§ Records shown:
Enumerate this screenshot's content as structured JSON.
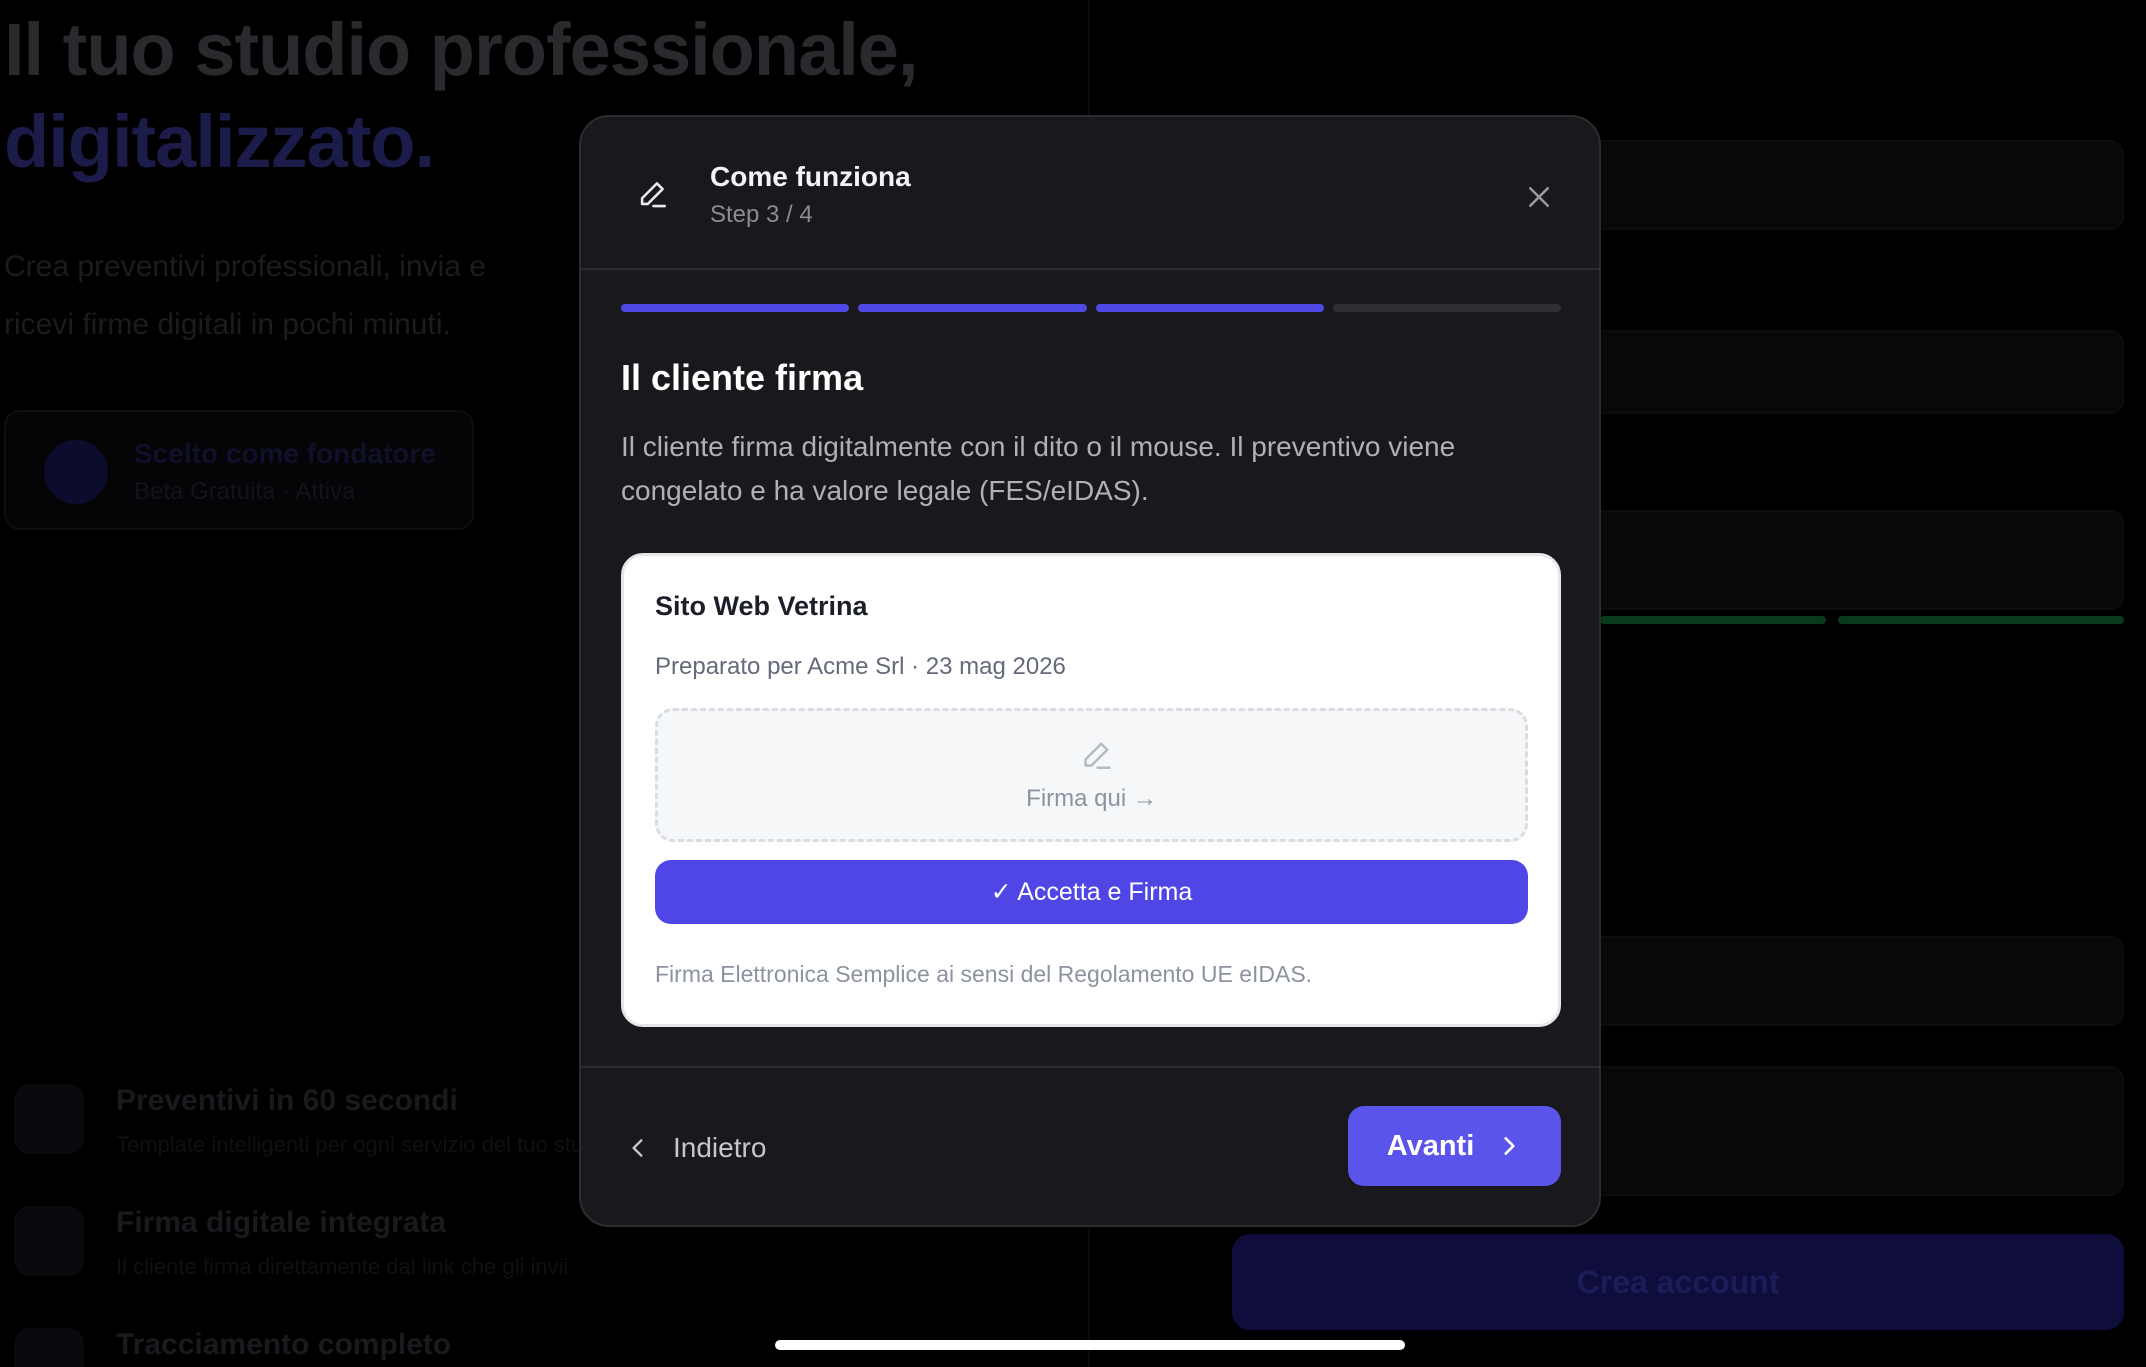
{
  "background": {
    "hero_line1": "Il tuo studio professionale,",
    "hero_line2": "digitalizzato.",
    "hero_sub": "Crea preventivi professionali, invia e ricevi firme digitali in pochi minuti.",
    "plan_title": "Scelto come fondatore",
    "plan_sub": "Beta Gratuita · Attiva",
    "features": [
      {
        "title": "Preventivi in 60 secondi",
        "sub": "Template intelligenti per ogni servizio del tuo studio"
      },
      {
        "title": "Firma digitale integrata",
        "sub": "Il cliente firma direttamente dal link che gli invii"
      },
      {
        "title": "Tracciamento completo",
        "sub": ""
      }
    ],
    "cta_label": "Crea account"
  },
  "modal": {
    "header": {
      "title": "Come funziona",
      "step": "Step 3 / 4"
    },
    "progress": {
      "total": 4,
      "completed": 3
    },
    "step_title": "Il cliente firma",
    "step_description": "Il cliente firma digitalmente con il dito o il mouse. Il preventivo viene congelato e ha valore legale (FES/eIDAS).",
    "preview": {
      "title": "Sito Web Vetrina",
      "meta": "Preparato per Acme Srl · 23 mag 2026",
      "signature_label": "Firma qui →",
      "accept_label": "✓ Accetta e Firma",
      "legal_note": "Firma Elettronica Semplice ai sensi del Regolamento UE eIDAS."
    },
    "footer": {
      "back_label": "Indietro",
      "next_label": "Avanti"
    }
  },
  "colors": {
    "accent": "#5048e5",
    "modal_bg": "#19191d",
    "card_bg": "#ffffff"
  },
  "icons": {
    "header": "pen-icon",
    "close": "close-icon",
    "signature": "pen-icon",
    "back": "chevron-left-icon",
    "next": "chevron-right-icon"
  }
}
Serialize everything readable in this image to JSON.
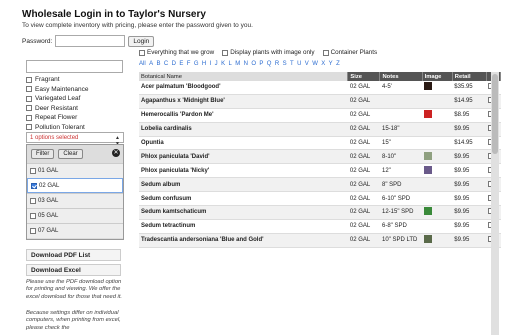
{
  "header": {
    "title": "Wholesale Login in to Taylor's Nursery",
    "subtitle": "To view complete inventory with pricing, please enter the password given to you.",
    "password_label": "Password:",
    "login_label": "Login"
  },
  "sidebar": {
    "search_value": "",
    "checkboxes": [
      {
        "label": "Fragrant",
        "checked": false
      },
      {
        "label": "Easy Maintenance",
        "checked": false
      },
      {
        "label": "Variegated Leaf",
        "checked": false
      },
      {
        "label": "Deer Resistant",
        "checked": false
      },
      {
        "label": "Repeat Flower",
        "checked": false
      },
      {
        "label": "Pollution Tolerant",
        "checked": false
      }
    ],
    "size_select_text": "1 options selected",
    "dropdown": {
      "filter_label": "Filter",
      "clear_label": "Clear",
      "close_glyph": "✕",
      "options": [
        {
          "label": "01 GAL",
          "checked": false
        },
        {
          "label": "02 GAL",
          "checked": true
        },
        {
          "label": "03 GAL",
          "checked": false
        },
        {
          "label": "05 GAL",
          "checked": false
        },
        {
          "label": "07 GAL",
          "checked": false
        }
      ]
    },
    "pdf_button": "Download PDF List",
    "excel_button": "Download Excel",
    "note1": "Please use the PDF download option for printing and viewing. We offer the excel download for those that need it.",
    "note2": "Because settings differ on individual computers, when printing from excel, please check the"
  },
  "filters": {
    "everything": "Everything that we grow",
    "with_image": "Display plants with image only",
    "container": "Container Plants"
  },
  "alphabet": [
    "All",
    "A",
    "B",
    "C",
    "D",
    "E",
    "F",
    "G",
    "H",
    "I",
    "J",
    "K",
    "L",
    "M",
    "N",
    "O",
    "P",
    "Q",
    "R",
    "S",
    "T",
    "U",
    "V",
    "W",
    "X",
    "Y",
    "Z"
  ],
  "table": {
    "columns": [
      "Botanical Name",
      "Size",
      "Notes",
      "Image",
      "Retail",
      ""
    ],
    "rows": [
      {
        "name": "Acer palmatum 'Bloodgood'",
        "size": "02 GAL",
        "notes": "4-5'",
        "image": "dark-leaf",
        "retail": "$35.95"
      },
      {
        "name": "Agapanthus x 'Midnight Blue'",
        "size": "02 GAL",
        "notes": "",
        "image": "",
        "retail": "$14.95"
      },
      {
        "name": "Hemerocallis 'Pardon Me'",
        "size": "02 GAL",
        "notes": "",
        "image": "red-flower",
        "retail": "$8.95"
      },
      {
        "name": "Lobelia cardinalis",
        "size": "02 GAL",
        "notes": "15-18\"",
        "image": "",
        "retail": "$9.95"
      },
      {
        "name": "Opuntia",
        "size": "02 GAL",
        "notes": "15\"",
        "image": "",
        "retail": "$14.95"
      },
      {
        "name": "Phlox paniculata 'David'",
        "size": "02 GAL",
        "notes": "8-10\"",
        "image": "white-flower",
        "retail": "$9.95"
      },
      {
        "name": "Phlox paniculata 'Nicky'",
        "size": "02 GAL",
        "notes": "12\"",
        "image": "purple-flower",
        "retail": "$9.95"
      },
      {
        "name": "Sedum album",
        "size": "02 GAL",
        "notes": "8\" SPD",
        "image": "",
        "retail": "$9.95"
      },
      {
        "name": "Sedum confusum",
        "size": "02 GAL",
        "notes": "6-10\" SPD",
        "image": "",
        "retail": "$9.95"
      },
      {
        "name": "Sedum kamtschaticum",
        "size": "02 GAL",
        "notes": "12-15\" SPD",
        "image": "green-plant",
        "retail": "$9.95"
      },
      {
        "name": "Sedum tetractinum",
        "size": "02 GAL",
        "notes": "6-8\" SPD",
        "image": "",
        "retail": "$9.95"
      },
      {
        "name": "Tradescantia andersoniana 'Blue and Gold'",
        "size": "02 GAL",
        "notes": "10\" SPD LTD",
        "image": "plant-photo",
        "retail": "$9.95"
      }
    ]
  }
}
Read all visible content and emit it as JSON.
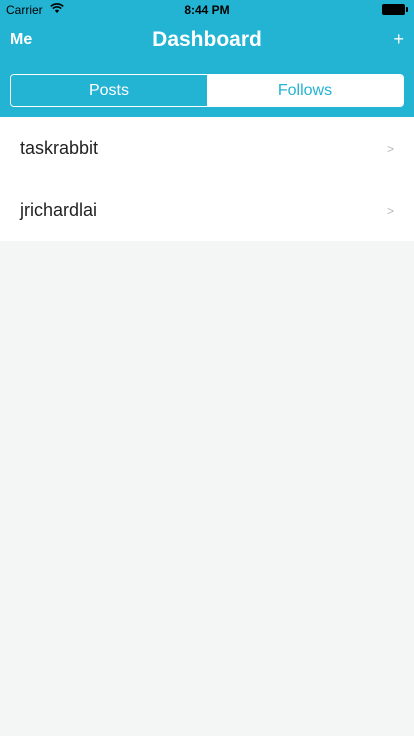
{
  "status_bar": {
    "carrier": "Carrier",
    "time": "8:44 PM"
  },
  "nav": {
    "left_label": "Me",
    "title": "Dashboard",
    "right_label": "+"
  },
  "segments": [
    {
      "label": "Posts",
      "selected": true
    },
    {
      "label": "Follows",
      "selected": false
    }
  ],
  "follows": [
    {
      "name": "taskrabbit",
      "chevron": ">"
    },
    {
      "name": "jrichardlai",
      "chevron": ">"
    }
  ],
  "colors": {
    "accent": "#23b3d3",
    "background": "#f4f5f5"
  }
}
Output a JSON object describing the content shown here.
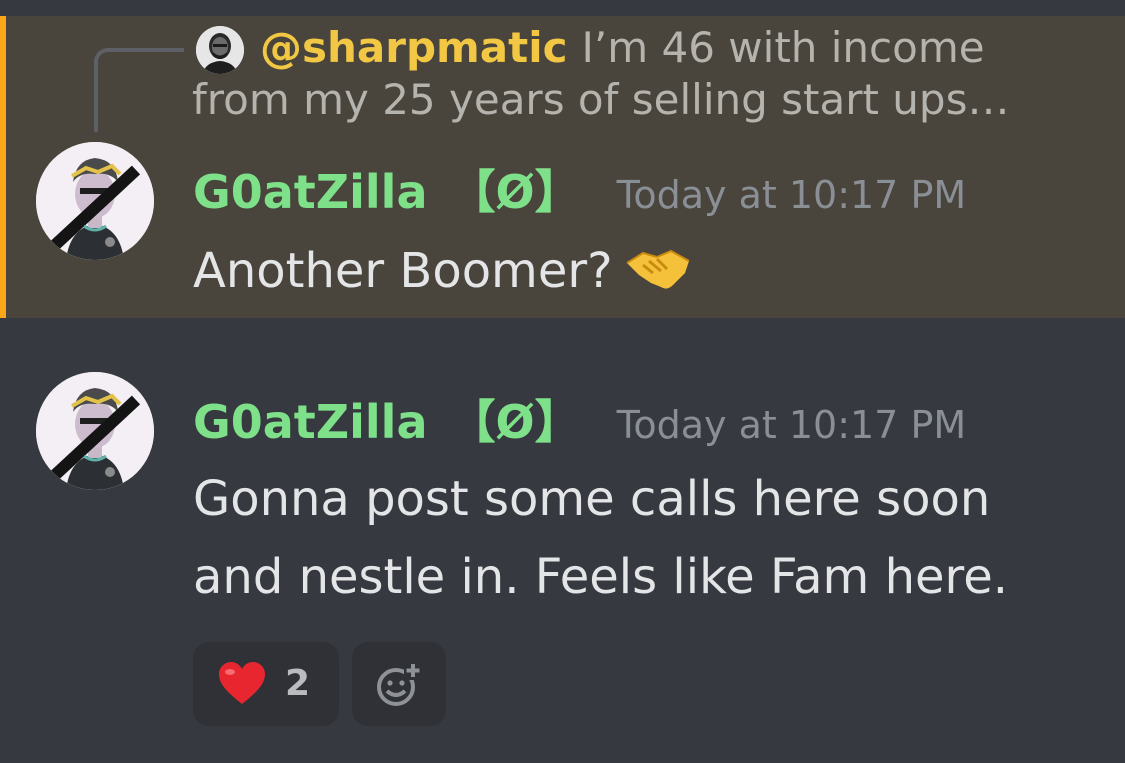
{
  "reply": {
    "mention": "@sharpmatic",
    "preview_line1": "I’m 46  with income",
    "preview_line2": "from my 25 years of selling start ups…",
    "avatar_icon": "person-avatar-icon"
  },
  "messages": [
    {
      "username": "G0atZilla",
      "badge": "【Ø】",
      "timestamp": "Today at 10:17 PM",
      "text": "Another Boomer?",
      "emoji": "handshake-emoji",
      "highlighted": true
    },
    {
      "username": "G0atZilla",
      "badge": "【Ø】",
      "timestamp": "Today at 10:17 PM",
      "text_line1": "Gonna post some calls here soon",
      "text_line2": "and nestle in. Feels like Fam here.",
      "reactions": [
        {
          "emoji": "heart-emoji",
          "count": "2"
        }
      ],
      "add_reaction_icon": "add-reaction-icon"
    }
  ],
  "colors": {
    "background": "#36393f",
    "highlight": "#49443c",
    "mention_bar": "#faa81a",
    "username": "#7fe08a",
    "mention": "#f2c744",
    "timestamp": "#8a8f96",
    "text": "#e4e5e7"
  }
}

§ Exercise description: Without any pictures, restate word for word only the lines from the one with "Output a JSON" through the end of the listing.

§ Result of the task:
Output a JSON object describing the content shown here.
{
  "reply": {
    "mention": "@sharpmatic",
    "preview_line1": "I’m 46  with income",
    "preview_line2": "from my 25 years of selling start ups…",
    "avatar_icon": "person-avatar-icon"
  },
  "messages": [
    {
      "username": "G0atZilla",
      "badge": "【Ø】",
      "timestamp": "Today at 10:17 PM",
      "text": "Another Boomer?",
      "emoji": "handshake-emoji",
      "highlighted": true
    },
    {
      "username": "G0atZilla",
      "badge": "【Ø】",
      "timestamp": "Today at 10:17 PM",
      "text_line1": "Gonna post some calls here soon",
      "text_line2": "and nestle in. Feels like Fam here.",
      "reactions": [
        {
          "emoji": "heart-emoji",
          "count": "2"
        }
      ],
      "add_reaction_icon": "add-reaction-icon"
    }
  ],
  "colors": {
    "background": "#36393f",
    "highlight": "#49443c",
    "mention_bar": "#faa81a",
    "username": "#7fe08a",
    "mention": "#f2c744",
    "timestamp": "#8a8f96",
    "text": "#e4e5e7"
  }
}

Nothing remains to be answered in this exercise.